----- Stored data

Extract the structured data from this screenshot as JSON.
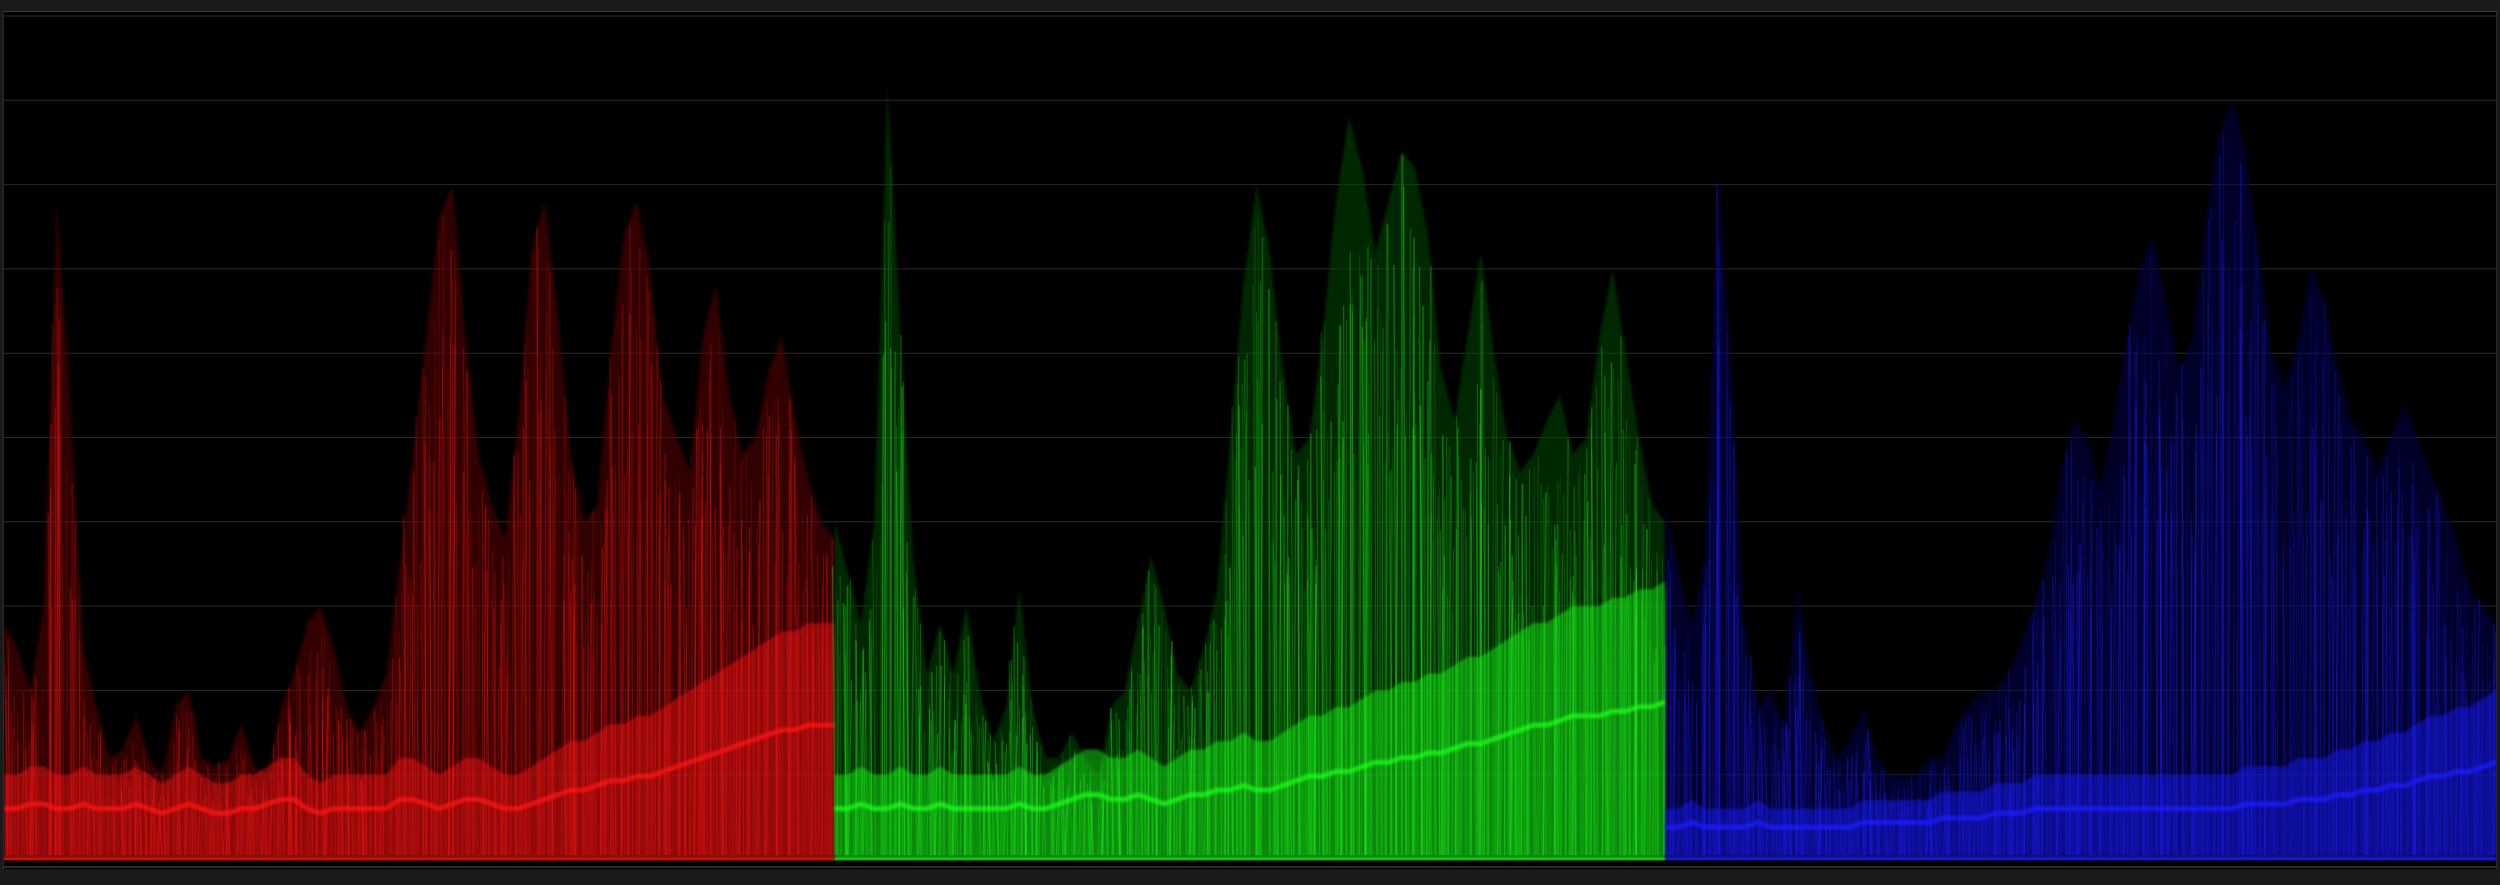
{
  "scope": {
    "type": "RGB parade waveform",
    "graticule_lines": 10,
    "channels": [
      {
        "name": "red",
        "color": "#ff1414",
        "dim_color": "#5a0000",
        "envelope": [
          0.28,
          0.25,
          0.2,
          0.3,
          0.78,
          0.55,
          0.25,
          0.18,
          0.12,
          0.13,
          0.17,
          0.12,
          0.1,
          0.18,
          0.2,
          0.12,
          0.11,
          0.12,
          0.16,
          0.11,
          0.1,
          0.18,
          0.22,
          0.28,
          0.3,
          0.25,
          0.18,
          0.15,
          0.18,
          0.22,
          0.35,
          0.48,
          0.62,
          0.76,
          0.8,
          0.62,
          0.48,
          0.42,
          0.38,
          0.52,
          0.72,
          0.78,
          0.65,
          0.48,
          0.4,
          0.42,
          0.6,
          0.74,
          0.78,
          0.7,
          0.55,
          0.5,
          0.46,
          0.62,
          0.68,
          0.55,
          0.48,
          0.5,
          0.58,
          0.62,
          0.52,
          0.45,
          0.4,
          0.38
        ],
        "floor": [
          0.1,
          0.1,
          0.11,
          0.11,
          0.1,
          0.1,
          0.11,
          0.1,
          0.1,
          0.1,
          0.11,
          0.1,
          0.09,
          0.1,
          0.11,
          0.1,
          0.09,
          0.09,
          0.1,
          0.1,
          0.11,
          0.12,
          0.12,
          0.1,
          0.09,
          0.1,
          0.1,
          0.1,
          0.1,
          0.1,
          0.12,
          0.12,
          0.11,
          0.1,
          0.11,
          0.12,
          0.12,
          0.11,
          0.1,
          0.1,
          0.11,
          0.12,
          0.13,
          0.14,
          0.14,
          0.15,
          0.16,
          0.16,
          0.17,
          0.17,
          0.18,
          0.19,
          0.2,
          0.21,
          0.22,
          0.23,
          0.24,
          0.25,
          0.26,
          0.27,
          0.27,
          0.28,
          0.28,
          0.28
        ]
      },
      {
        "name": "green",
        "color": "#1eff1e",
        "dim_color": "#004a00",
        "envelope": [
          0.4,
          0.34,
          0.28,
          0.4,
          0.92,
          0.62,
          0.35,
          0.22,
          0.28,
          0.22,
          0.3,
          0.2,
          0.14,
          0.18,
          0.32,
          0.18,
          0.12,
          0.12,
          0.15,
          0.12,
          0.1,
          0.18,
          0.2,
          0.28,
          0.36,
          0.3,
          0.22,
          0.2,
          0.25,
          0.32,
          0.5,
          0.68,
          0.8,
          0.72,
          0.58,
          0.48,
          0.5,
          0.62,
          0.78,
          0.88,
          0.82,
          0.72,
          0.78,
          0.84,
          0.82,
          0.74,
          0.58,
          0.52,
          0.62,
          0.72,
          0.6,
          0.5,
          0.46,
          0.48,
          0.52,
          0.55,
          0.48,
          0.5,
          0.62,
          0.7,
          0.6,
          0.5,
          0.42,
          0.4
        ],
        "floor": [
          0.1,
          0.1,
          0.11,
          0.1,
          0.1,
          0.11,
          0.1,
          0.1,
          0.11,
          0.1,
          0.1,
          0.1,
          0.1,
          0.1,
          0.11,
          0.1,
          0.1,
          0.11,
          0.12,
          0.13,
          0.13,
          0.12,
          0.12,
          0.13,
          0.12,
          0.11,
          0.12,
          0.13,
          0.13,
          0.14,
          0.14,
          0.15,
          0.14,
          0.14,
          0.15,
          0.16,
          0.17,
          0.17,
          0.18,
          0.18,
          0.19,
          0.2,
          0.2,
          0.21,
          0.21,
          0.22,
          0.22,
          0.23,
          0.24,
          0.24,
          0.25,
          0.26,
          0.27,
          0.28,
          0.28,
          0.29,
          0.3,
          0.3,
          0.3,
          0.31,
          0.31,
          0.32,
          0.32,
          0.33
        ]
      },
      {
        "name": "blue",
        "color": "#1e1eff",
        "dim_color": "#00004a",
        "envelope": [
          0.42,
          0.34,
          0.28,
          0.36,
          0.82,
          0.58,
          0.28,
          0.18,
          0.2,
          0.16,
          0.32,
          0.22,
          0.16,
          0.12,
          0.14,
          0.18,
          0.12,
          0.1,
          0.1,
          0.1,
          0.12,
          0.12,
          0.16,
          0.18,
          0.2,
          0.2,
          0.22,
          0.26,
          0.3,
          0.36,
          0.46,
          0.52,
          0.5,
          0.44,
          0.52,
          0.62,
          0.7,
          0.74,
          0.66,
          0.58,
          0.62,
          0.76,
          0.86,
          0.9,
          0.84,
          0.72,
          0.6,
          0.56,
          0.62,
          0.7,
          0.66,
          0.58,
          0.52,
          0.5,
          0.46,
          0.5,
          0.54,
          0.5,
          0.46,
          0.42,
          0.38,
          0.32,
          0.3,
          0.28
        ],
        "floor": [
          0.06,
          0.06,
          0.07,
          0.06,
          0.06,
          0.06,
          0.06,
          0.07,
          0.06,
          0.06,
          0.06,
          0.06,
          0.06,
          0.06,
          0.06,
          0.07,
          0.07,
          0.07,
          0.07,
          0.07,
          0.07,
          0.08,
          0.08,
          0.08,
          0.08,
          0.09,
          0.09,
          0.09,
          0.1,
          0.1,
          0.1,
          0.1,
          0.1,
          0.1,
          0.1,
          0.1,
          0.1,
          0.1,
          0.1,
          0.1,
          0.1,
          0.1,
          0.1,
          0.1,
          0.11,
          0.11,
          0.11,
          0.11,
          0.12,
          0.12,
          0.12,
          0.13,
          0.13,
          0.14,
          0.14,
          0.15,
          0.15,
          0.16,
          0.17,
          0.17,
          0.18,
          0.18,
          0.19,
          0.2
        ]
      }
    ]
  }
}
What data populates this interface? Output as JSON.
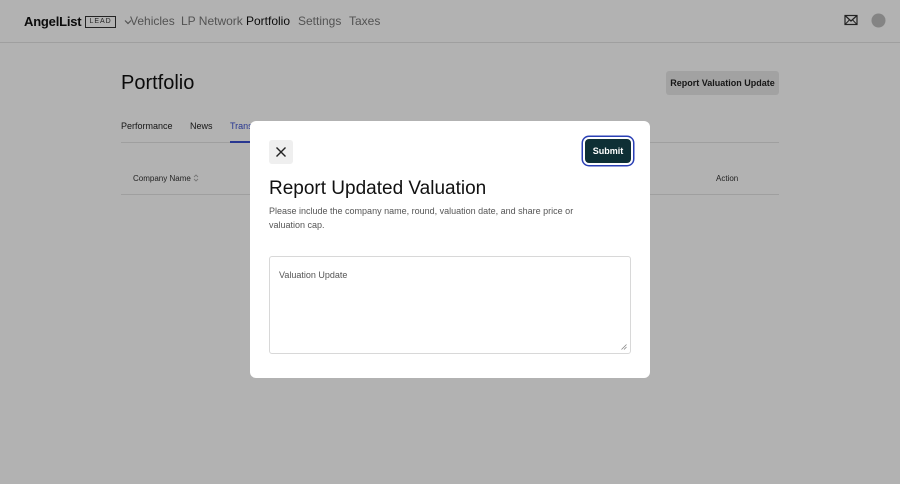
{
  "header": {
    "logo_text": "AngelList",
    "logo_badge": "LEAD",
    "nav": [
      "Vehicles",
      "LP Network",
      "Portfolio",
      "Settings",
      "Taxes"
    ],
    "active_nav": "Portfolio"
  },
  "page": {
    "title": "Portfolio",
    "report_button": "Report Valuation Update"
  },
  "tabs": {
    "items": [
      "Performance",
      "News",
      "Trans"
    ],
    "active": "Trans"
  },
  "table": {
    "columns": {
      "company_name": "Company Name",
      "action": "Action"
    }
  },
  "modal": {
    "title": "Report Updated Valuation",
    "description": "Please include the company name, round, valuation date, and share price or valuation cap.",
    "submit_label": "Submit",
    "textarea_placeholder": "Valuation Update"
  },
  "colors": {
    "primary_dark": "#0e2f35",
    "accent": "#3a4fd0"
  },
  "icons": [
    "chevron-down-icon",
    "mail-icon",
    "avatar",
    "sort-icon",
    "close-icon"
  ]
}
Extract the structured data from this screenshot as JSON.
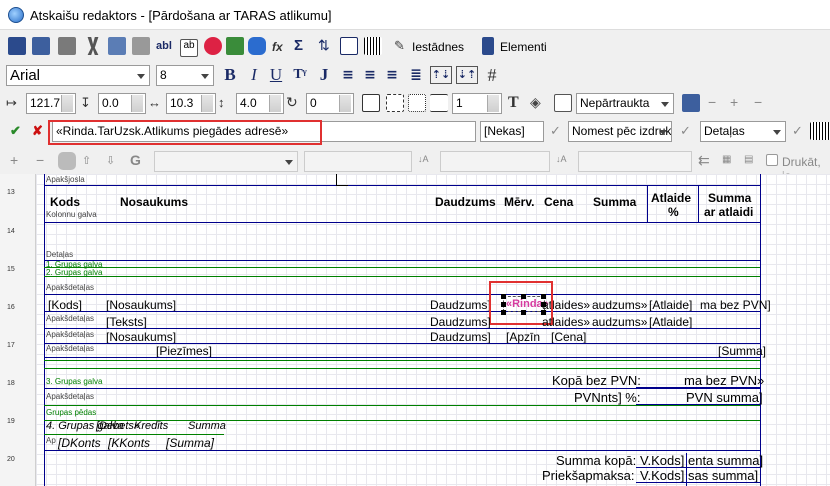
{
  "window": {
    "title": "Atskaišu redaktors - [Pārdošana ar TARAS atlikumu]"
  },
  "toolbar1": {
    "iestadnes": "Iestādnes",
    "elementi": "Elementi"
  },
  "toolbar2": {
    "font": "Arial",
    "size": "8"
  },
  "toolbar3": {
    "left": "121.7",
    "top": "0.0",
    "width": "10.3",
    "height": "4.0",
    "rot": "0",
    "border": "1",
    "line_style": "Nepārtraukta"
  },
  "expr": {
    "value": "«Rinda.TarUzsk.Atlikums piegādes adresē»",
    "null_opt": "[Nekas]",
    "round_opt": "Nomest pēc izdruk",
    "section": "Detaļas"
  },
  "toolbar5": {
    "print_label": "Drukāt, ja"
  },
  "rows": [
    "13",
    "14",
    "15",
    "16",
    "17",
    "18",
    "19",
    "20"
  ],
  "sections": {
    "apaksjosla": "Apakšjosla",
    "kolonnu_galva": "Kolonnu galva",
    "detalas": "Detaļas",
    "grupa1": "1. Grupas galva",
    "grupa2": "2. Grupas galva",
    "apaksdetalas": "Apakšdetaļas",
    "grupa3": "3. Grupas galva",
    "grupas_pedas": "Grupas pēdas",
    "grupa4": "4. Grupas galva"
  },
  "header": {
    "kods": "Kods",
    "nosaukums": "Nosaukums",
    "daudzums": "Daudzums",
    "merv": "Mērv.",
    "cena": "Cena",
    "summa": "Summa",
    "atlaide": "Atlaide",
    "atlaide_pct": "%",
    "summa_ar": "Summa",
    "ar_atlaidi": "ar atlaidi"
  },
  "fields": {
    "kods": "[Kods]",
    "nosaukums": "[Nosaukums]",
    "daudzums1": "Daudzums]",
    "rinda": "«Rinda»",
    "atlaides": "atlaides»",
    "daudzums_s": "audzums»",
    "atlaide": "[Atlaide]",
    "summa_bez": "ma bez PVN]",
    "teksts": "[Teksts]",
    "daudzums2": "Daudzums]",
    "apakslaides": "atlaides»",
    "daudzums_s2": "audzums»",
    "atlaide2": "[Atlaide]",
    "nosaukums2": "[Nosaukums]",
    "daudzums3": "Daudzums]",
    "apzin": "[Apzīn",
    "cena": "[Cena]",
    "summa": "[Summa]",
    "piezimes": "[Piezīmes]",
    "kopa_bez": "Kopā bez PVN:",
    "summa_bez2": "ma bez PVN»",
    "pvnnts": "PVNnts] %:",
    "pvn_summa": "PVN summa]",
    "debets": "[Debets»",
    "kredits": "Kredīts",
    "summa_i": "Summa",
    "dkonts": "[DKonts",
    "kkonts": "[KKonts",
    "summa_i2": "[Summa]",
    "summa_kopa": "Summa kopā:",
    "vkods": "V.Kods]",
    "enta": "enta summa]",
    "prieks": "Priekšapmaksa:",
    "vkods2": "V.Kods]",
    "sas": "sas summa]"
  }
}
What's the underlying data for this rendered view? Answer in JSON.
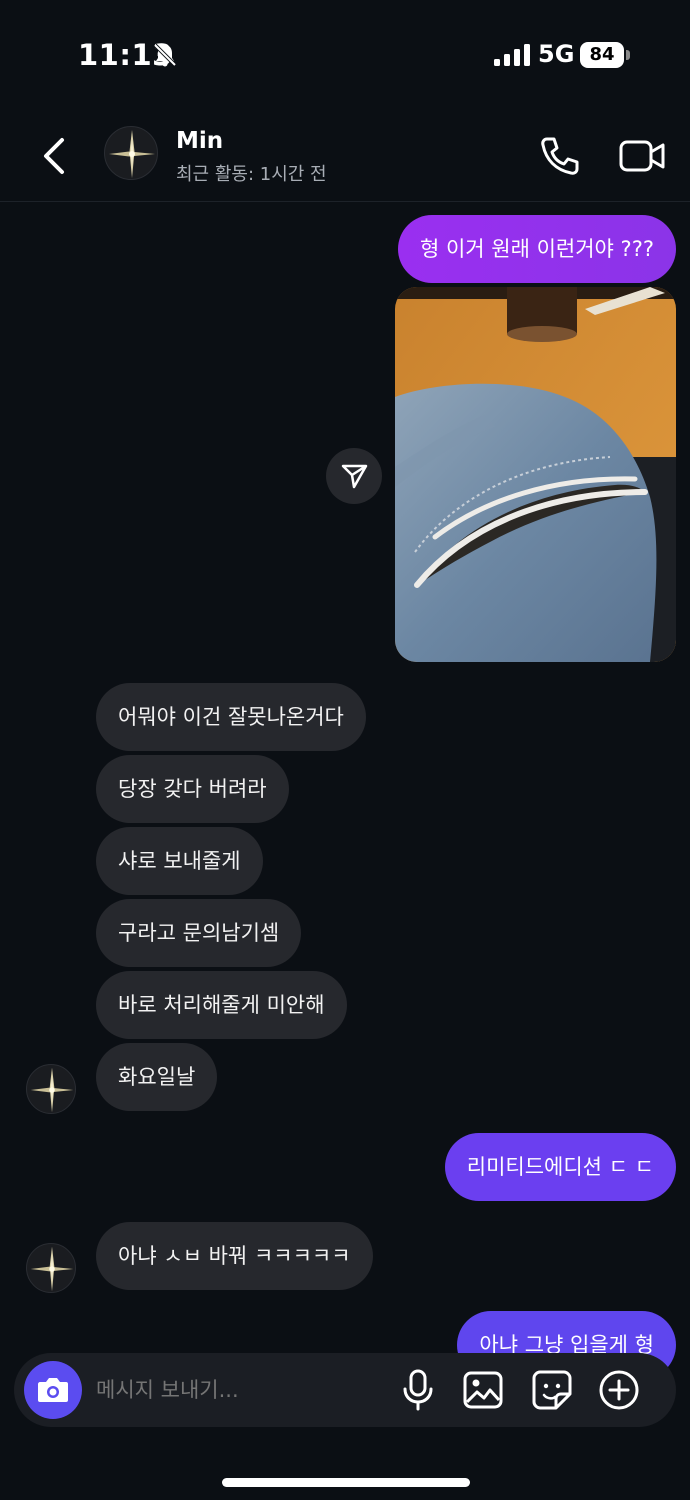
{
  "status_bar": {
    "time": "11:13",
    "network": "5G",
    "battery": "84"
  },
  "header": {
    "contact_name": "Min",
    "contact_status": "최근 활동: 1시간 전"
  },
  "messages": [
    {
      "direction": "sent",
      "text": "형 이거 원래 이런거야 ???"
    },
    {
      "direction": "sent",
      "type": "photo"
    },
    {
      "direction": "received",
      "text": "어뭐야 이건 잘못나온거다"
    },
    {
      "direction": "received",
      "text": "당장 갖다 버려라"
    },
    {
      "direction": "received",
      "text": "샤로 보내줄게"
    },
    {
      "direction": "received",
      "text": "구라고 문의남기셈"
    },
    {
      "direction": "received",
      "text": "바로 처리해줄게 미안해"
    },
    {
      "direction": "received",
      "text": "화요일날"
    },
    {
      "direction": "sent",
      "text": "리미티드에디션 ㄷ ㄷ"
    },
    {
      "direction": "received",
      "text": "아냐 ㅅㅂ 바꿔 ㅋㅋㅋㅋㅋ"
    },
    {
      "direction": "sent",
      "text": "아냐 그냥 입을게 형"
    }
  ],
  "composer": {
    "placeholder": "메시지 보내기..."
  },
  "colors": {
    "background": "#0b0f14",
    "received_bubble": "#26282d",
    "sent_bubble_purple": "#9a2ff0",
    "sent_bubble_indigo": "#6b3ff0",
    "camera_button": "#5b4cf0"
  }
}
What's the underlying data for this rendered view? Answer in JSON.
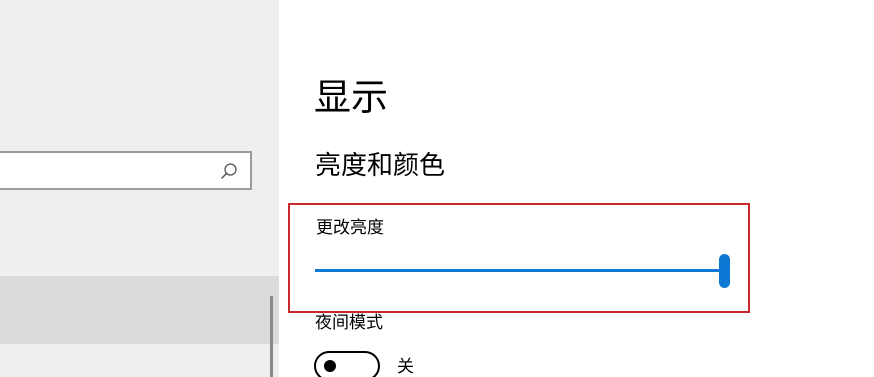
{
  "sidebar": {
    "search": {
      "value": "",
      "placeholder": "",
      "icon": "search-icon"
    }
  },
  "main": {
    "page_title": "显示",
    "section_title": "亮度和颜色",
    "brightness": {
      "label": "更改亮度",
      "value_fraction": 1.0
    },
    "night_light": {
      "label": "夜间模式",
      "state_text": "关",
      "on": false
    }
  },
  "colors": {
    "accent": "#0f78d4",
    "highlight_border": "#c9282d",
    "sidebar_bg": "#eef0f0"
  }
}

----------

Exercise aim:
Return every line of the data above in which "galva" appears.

Answer to this task:
    "kolonnu_galva": "Kolonnu galva",
    "grupa1": "1. Grupas galva",
    "grupa2": "2. Grupas galva",
    "grupa3": "3. Grupas galva",
    "grupa4": "4. Grupas galva"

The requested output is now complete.